EXERCISE OBJECTIVE: I need the number of lines in the listing below that include the string "надо", and only that number.

Start of EXTRACTED INFORMATION

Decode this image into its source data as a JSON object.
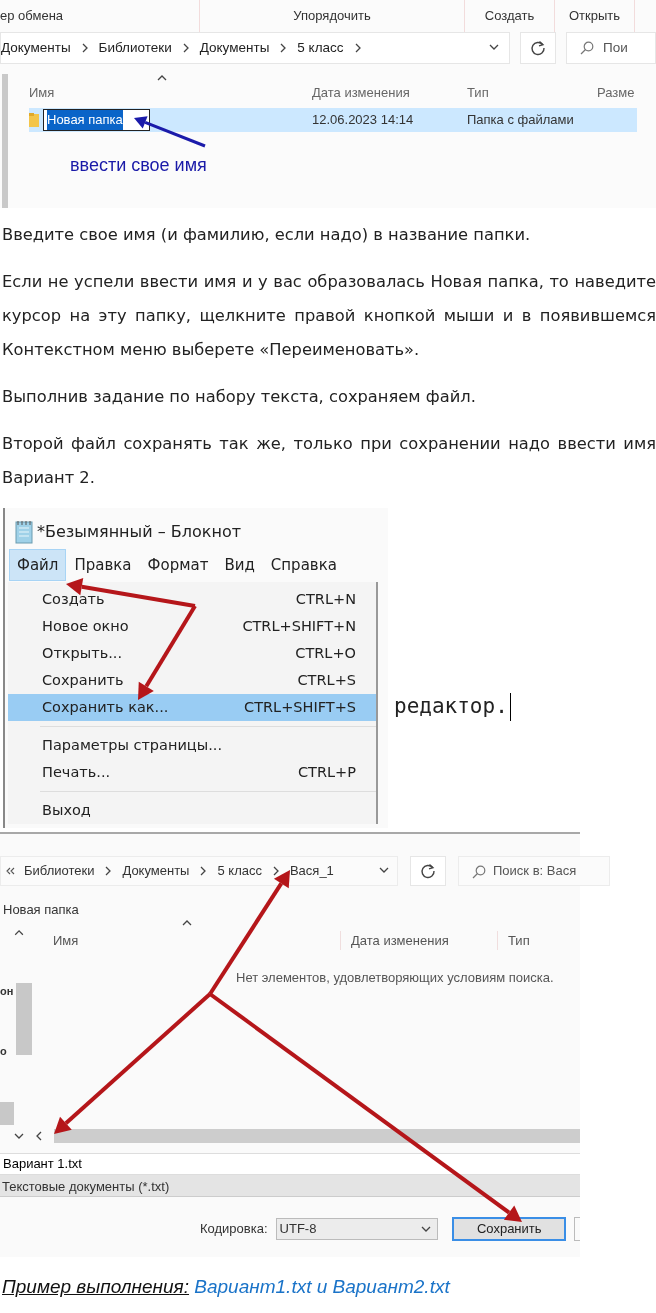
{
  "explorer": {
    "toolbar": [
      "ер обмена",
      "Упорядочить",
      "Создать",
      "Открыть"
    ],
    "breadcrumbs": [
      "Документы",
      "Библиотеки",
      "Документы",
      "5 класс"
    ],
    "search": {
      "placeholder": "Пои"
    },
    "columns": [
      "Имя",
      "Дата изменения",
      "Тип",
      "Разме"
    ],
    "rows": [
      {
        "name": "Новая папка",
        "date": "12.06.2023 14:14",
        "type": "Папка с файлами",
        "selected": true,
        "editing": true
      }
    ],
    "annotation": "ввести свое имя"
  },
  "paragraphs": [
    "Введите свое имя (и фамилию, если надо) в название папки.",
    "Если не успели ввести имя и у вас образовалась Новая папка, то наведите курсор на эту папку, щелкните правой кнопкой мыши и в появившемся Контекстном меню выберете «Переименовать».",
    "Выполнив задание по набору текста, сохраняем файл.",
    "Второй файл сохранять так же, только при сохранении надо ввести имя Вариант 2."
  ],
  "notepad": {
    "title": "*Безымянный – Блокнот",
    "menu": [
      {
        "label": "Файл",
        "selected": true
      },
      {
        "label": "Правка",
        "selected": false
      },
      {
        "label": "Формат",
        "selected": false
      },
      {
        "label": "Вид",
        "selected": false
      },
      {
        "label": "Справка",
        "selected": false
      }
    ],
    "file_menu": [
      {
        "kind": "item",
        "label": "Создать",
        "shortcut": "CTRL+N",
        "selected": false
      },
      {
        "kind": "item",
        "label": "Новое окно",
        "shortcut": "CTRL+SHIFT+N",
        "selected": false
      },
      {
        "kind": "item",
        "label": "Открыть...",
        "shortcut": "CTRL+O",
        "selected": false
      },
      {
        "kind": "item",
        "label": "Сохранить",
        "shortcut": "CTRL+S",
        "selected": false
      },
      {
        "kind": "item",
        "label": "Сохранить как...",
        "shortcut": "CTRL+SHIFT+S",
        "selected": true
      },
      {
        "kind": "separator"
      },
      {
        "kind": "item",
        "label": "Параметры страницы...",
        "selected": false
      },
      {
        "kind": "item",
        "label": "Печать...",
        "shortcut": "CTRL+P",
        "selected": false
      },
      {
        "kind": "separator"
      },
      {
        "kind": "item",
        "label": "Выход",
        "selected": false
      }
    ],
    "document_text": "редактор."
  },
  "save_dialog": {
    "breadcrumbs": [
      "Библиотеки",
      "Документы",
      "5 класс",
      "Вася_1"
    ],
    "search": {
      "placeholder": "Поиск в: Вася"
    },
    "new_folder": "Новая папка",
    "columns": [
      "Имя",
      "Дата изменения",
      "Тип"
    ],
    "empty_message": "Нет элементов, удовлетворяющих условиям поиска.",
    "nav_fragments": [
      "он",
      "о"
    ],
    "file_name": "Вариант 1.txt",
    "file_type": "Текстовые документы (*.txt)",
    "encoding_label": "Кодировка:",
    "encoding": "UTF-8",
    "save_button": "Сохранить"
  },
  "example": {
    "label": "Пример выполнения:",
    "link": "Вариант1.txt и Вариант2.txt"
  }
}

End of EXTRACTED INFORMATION

RESPONSE TO THE EXERCISE: 2